The Reserve Bank of India has been the country’s central banking institution and controls the issuance and supply of the Indian rupee. The RBI Act of 1934 broadly classified the Indian banking sector into scheduled banks and non-scheduled banks. Scheduled banks are those that have a paid-up capital and collected funds of over five lakh rupees and are eligible for loans from the RBI at bank rate. All other banks fall under the non-scheduled category. After independence from the British in 1947, the Government of India took major steps to reform the banking sector. By the 1960s, the Indian banking industry had become an important tool to facilitate the development of the country’s economy. In 1969, fourteen of India’s commercial banks were nationalized in order to cater to the country’s growing financial needs. The second masterstroke in India’s economy came about in 1991 when the government embarked on a liberalization policy and licensed several private banks to fall under the scheduled banks list. Banking practices also got a big facelift which came to be known as the New Generation tech-savvy banking. This move, along with the rapid growth in India’s economy, revitalized the banking sector in the country.
As of 2019, there were 27 public sector banks, with assets over 1.6 trillion U.S. dollars. The deposits increased at a CAGR of around 12 percent, and the total lending had increased at a CAGR of around 11 percent. The foreign exchange reserves with the RBI were over 400 billion U.S. dollars as of financial year 2018.

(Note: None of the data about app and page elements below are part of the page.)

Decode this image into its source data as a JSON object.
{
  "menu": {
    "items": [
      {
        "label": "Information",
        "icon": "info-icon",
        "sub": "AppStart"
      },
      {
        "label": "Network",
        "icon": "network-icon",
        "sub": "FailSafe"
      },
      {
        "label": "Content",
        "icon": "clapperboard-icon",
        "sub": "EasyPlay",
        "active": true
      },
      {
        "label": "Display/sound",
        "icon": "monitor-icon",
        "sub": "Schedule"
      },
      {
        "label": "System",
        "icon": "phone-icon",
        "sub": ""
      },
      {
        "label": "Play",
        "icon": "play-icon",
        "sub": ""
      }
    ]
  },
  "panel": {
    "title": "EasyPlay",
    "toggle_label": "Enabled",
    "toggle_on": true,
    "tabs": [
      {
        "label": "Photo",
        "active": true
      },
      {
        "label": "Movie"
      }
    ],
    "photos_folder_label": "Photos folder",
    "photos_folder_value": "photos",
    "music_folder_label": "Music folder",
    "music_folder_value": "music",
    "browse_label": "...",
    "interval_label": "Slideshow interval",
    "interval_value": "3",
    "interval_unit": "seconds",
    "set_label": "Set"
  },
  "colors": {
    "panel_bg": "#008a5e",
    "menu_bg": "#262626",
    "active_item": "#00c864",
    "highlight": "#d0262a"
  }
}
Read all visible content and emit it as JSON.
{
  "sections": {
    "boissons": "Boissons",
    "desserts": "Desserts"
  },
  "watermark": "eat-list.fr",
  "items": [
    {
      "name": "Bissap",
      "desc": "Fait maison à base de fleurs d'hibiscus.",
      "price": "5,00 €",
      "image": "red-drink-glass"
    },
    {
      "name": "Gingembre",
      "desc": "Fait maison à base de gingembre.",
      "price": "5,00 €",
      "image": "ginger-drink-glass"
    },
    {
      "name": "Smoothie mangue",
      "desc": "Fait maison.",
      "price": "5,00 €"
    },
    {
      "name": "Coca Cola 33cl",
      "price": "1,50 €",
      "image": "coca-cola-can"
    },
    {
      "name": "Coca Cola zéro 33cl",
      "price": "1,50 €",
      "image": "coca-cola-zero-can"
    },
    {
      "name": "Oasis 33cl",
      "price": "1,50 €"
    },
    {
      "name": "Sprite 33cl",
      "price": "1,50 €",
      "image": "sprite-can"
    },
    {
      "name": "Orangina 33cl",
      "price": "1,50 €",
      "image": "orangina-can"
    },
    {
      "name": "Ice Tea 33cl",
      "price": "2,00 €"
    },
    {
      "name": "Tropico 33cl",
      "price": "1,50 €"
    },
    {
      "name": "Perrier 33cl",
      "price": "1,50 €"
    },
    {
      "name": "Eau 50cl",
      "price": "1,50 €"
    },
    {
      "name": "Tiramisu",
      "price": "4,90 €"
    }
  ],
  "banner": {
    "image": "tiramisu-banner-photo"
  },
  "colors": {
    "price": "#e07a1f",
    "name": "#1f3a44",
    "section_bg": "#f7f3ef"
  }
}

In the last decade, India set out on a technocentric path in order to make banking more accessible, easy and efficient. Adoption of debit and credit cards along with digital payments systems like Paytm and RuPay has been growing steadily in not only the urban areas but also the rural areas. In August 2018, there were 805.52 million ATM transactions and 357.17 million point-of sale transactions made via debit card in India. Mobile banking has also seen a spur since demonetization of currency in 2016 with more than 60 percent of youth between 18 to 26 years of age preferring the use of smartphones for banking activities as pointed out in a survey.
As part of the Modi government’s financial inclusion program, the Pradhan Mantri Jan Dhan Yojana was launched in August 2014. This scheme aimed to make financial services like bank accounts, remittances, credit and insurance, accessible and affordable to the millions of Indians who have historically been left out of the financial system. As of February 2019, there were over 278 million recipients of this scheme, and more than 743 billion Indian rupees deposited in public sector banks through the scheme.
Despite this consistent growth story in India’s banking sector, there is still room for improvement and caution. Banking services have not yet fully spread out in the country- especially in rural areas. Furthermore, bank frauds and cyber-crimes have been a problem in the country over the last few years. Fiscal year 2019 saw the highest amount of losses due to bank frauds, involving over 715 billion Indian rupees. Whereas, there were over 16 thousand cybercrime cases related to banking systems across the country in 2016. This shows that although the Indian banking sector is poised for robust growth, it also needs to tighten its grip on security measures and awareness regarding bank frauds and digital security.